Coming up with creative ideas is an unspoken expectation in the business environment. But how much of that is your responsibility, and how much of that boils down to your company’s culture? This week Heléne Lindsay, Head of Customer unpacks what healthy company culture looks like and how to foster it for organisational and personal success. Read on, and see how your organisation stacks up.

Current (daunting) reality

“I want something that pops!” “Think outside the box!” “We need creative ideas, people!”

How many times have you heard these demands throughout your career? Or how many times have you personally realised the crucial need for organisational adaptation and innovation due to changes in the market? How many times have you realised you don’t have the power, or a cooking clue how to take it further?

As organisations grapple with staying ahead of an increasingly complex landscape, these kinds of demands are being levied at staff at an accelerating pace. Technology is the main driver, enabling mega-disruptions to the status quo, and facilitating leveling of the playing field by transferring the control of power from big brands to the everyday consumer.

All of this has set in motion a veritable “how to outperform the competition” hamster-wheel that’s just turning faster and faster.

Future success comes down to (company) culture

Disclaimer: For any readers who disagree that 21st Century business survival (let alone success) is going to require a whole new skillset and approach, you don’t have to read any further… good luck in continuing to operate in ignorance.

For the rest – regardless of whether you’re a junior or in EXCO, at a start-up or a multinational corporation – know that it all comes down to one foundational starting point: the culture of the company. Does it support and actively encourage innovation?
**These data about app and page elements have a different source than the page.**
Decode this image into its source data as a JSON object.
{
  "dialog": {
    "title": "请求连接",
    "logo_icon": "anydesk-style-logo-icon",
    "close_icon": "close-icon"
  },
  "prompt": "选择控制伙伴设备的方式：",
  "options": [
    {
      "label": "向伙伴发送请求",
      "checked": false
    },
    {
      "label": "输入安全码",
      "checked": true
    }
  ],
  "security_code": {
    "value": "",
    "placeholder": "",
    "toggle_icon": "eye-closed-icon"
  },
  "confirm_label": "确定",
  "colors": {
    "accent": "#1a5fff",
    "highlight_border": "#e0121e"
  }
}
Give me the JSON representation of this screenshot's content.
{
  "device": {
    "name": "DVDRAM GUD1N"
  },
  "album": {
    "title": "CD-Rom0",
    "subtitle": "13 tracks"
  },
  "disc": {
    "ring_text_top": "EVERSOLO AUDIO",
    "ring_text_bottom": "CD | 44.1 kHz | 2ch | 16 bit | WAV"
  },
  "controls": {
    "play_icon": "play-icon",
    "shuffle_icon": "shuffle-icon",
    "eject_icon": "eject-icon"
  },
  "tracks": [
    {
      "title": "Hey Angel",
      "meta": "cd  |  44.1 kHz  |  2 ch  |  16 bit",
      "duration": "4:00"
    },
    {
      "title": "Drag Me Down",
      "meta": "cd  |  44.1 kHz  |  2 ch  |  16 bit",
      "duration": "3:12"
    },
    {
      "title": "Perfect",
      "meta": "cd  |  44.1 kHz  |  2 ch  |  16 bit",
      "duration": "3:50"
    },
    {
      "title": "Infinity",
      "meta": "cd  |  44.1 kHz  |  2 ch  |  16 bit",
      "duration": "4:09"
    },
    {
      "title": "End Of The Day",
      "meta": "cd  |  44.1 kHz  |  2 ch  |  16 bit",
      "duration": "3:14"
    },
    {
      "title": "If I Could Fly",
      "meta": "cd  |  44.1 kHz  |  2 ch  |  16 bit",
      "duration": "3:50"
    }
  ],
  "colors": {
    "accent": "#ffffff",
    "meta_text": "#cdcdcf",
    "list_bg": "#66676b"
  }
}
Is it geared for agility and timeous adaptation?

This checklist won’t save you, but it will show you a thing or two

To determine the extent to which your organisation is committed to, and preparing for, success in the future, we’ve distilled the influencing factors into five key criteria.
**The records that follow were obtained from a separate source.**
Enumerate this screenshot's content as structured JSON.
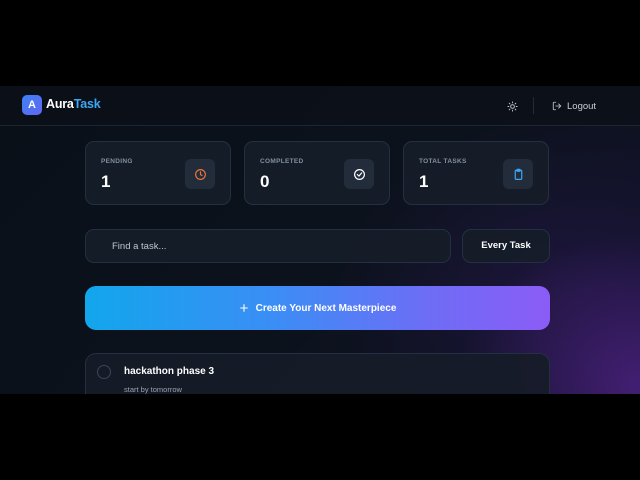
{
  "app": {
    "brand_part1": "Aura",
    "brand_part2": "Task",
    "logo_letter": "A"
  },
  "nav": {
    "logout_label": "Logout"
  },
  "stats": [
    {
      "label": "PENDING",
      "value": "1",
      "icon": "clock-icon",
      "icon_color": "#e5733a"
    },
    {
      "label": "COMPLETED",
      "value": "0",
      "icon": "check-circle-icon",
      "icon_color": "#ffffff"
    },
    {
      "label": "TOTAL TASKS",
      "value": "1",
      "icon": "clipboard-icon",
      "icon_color": "#3ea6f5"
    }
  ],
  "search": {
    "placeholder": "Find a task...",
    "value": ""
  },
  "filter": {
    "label": "Every Task"
  },
  "create": {
    "label": "Create Your Next Masterpiece"
  },
  "tasks": [
    {
      "title": "hackathon phase 3",
      "description": "start by tomorrow",
      "completed": false
    }
  ],
  "colors": {
    "accent_start": "#12a6ec",
    "accent_end": "#8b5cf6",
    "brand_accent": "#3ea6f5"
  }
}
From the top, start with a Behaviour in the first column, then decide whether Option A or Option B in the same row, best describes your current company culture. At the end, you’ll be able to see whether you’re on your way to success or not so much.

The result, what it means for you and your company

  • If you chose mostly Option A, you’re in a good place. Keep doing what you’re doing and pursuing greatness.
  • If you chose mostly Option B, you’re in for a rough ride. It’s frustrating when you’re amped about future possibilities but powerless to do anything about it. Don’t despair.

Now get EXCO and other staff members to fill it in. Then compare the 3 sets of results to see how aligned you are in your thinking. If the results are similar, you’re on the path to success. If they differ greatly, you might need to ask yourself why.

Now move forward

History proves that great ideas come from a myriad, and often unexpected, sources. It might be low-level juniors who see a way of improving a process, experience or value. It might be frustrated customers who highlight an untapped gap in the market, or a need that isn’t being addressed.

So fight for what you believe is right. If your current organisation doesn’t appreciate your respectful, considered proposals to improve or innovate; it’s their loss. Hang in there, until you’re ready to make a move – inside or outside the company.

Learn and hone your ability to spot the opportunities, identify the gaps, and make a powerful motivation for much-needed change. It’s a rare trait that will be hugely valuable and sought-after in the future. And that will lead to your future success.